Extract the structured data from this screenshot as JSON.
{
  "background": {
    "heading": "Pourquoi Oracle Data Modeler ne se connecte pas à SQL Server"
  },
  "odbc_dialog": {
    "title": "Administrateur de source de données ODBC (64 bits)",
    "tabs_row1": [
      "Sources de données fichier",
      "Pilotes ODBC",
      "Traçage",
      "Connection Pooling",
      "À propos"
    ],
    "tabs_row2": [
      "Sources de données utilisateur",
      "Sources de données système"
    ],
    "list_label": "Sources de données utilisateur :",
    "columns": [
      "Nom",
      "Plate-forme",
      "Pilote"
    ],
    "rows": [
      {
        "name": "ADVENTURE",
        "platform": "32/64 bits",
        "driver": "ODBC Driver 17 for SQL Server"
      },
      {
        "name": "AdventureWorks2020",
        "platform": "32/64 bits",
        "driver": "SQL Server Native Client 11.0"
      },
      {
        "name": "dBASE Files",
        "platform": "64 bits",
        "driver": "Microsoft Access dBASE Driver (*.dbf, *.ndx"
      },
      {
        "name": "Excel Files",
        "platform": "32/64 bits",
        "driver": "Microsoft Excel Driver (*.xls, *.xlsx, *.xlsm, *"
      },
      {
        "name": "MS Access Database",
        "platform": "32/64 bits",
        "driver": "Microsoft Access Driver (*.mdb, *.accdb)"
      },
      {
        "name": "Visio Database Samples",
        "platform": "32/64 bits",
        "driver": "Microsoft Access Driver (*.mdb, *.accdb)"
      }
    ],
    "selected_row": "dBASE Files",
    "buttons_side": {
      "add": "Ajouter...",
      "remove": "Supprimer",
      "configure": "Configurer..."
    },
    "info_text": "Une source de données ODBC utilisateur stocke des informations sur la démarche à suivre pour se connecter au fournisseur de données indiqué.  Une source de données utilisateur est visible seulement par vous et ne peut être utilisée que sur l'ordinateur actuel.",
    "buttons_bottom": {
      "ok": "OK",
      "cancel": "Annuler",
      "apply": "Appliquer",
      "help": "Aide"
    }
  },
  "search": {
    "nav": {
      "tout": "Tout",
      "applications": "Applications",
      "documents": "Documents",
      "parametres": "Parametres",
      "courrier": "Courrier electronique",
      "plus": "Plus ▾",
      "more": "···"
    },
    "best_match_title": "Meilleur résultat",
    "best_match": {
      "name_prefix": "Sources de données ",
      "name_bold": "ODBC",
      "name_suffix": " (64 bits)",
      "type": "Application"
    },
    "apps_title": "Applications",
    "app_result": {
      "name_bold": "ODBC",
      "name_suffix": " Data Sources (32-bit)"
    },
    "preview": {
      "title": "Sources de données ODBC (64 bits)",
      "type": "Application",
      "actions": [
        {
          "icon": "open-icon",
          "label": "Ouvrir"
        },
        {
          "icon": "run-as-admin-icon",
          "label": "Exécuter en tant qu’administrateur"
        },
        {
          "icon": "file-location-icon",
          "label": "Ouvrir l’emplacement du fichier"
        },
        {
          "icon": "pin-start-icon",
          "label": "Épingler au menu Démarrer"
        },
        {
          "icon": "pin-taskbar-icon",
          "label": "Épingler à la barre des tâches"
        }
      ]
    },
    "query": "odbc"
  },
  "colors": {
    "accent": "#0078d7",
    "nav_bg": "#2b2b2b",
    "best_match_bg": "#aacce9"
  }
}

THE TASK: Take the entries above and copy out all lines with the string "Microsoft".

SOLUTION TO THIS EXERCISE:
        "driver": "Microsoft Access dBASE Driver (*.dbf, *.ndx"
        "driver": "Microsoft Excel Driver (*.xls, *.xlsx, *.xlsm, *"
        "driver": "Microsoft Access Driver (*.mdb, *.accdb)"
        "driver": "Microsoft Access Driver (*.mdb, *.accdb)"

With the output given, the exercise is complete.